The Amtrak service from Seattle to Los Angeles was stopped by a tree on the track in Oregon on Sunday evening.
Heavy snow and downed trees prevented crews from reaching the train until Tuesday morning. A locomotive then pulled it back to Eugene, Oregon.
No one was hurt but passengers said there was a lack of food and water.
Other items such as nappies and female sanitary products were also running out and people said stress levels were rising.
One passenger, Rebekah Dodson, told KTVL News: "We've gotten yelled at for opening windows. We can't get off the train because there's 4ft (1.2m) of snow in every direction. There's nowhere to go."
In a separate interview with CNN she said several students "panicked" because their university professors were refusing to accept their excuse for missing classes.
She added that the group includes about 20 students from Japan, and that there is poor mobile phone reception in the region.
Several American Red Cross volunteers were waiting to offer snacks and water to the passengers once the train reached Eugene.
The Coast Starlight Train 11 was stuck near Oakridge, a small town that lost power and saw roads blocked after it was covered in heavy snow.

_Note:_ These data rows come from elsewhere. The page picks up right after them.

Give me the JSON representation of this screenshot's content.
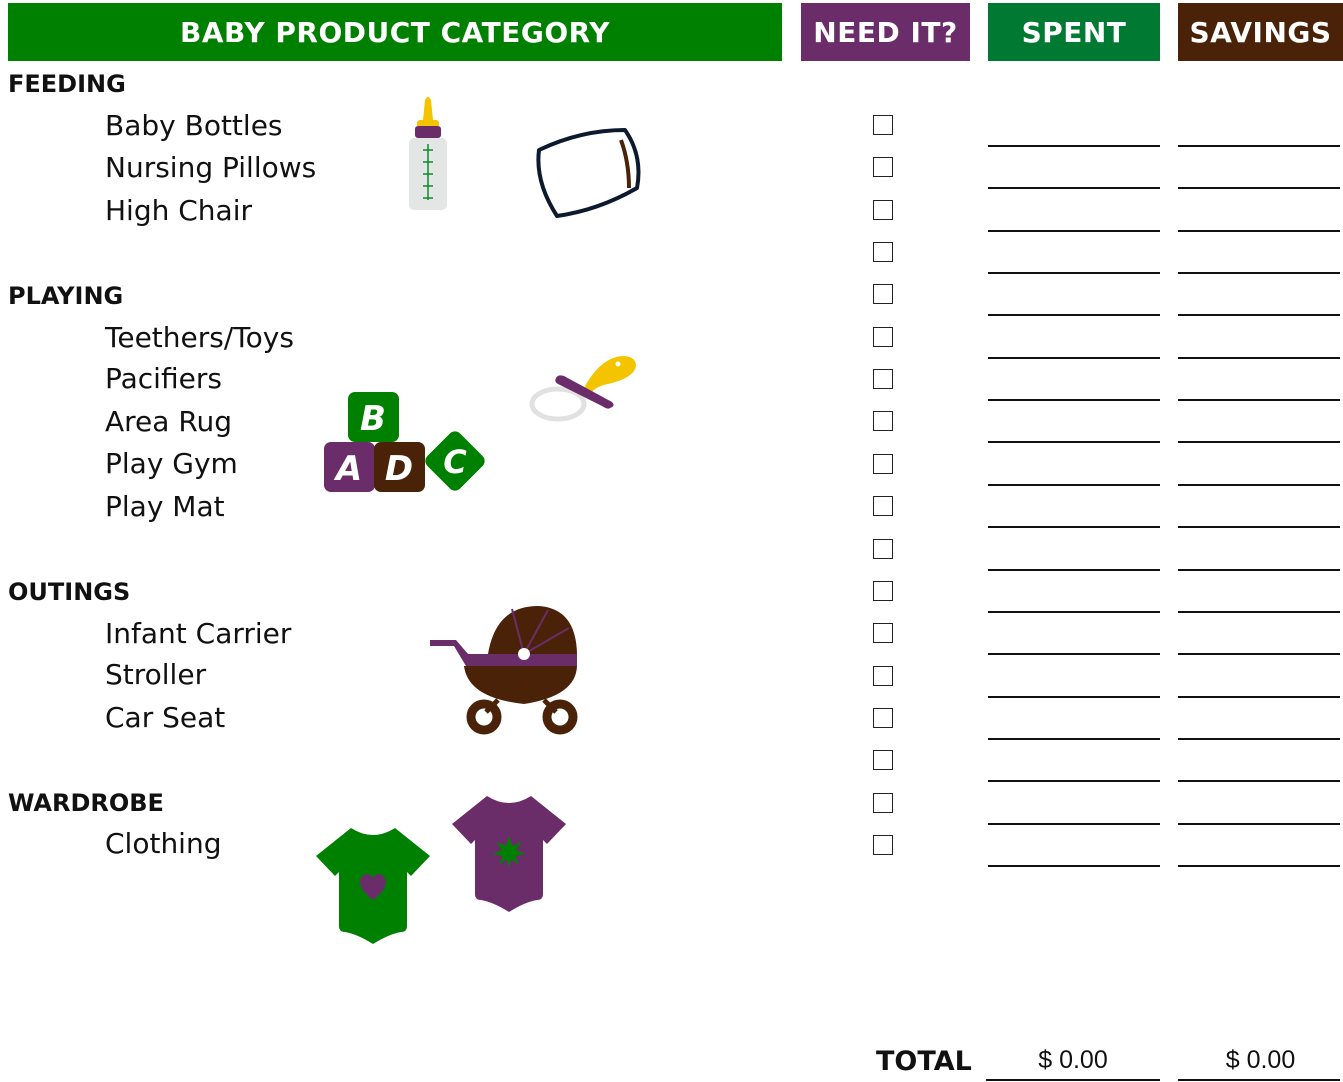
{
  "header": {
    "category": "BABY PRODUCT CATEGORY",
    "need_it": "NEED IT?",
    "spent": "SPENT",
    "savings": "SAVINGS"
  },
  "colors": {
    "green": "#008000",
    "purple": "#6b2d69",
    "dark_green": "#007a33",
    "brown": "#4a2208"
  },
  "sections": {
    "feeding": {
      "title": "FEEDING",
      "items": [
        "Baby Bottles",
        "Nursing Pillows",
        "High Chair"
      ]
    },
    "playing": {
      "title": "PLAYING",
      "items": [
        "Teethers/Toys",
        "Pacifiers",
        "Area Rug",
        "Play Gym",
        "Play Mat"
      ]
    },
    "outings": {
      "title": "OUTINGS",
      "items": [
        "Infant Carrier",
        "Stroller",
        "Car Seat"
      ]
    },
    "wardrobe": {
      "title": "WARDROBE",
      "items": [
        "Clothing"
      ]
    }
  },
  "icons": {
    "bottle": "baby-bottle-icon",
    "pillow": "pillow-icon",
    "blocks": "abc-blocks-icon",
    "pacifier": "pacifier-icon",
    "stroller": "stroller-icon",
    "onesie_green": "onesie-heart-icon",
    "onesie_purple": "onesie-star-icon"
  },
  "blocks": {
    "a": "A",
    "b": "B",
    "c": "C",
    "d": "D"
  },
  "checkbox_count": 18,
  "total": {
    "label": "TOTAL",
    "spent": "$ 0.00",
    "savings": "$ 0.00"
  }
}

Amtrak said no passengers would be charged for any food or water. They were working with the Union Pacific rail company to clear tracks.
Passenger Carly Bigby told the BBC a locomotive had arrived around 06:00 local time on Tuesday, though Amtrak informed them it was "going to be a slow go".
In a statement, Amtrak said the train was ultimately on its way back to its point of departure, Seattle, but "due to weather conditions, additional delays are to be expected along the route".
In a further statement from its chief executive, Amtrak expressed "sincere regret" and promised refunds.
Amtrak said that passengers were kept on board the train because of the power outages in Oakridge and to avoid separating passengers between the town's two small hotels.
Residents in Oakridge said the situation there was also growing dire, as local petrol stations and grocery stores shut due to lack of electricity.
"You can't get a hold of water, you can't get a hold of food, you can't get a hold of any sort of fuel to create heat or to cook with," Christina Mentzer told KPIC-TV.
"So people are looking for propane, people are looking for gasoline, people are looking for water.
"Today they're asking, but as of right now essentially what's going on is they're going around town finding where they can get stuff if it gets that bad."